PETER: (into phone): So, there is no roof on the cab of the truck....No, not cab, truck. The front part of the....How did the roof come off? (Pause). Did you realize you weren't going to be able to go under...Okay, Okay. Just stay where you are. We're sending someone to pick you up. (Pause) Yes, the convertible, too.
The Southern Parkway on Long Island has many wonderful features. It also has some low overheads, which is not usually a problem, as trucks are not meant to be on the Parkway. Our driver could not imagine why there would be overheads too low for a truck, and by the time he had discovered that there was, it had sheared the roof off. Amazingly, my driver was able to pull the truck to the side of the road, and neither he nor anyone else was hurt.

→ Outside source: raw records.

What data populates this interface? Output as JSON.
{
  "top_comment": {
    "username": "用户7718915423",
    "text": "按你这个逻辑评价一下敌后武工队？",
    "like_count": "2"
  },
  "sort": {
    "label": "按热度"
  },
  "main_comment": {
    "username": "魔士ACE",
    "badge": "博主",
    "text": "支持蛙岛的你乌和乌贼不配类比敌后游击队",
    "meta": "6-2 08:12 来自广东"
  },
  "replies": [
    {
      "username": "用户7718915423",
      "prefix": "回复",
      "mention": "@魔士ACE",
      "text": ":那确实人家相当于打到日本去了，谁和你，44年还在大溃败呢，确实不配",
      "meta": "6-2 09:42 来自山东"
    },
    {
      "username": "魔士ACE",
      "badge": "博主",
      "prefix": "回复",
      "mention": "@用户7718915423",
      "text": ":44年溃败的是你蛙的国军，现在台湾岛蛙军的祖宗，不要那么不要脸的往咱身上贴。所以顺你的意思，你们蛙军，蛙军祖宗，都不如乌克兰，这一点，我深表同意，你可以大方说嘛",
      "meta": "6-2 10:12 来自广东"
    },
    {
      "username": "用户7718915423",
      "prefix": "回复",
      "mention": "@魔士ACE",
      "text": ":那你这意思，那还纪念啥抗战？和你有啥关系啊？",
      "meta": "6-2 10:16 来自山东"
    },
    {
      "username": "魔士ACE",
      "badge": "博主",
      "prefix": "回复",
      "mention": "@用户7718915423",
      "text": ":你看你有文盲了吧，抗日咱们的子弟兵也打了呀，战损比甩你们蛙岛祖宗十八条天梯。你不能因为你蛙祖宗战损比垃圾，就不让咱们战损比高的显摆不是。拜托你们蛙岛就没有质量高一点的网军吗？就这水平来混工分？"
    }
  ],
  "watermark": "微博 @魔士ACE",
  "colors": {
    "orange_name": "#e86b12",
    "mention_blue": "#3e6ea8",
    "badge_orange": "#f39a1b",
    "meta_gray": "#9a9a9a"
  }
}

As I later learned from the manager of the rental house, the tow truck driver told him that we all got lucky because the roof 'peeled back like a sardine can .' It had not fallen onto the roadway. All of that was too difficult for our driver to convey in the little English he had at his disposal; "convertible" was the only word he could think of, and if driving with an unencumbered view of the open sky above was one of those definitions way down in the dictionary of a convertible, our driver was, technically, correct.
From that point on, when Peter or I told the manager at the rental place that we had to bring in a vehicle, he would ask things like, "can you drive this one in, or do we have to pick it up," and " does this one have a roof?"
Yeah, the joke was very much on us.
And don't drive like my Korean drivers.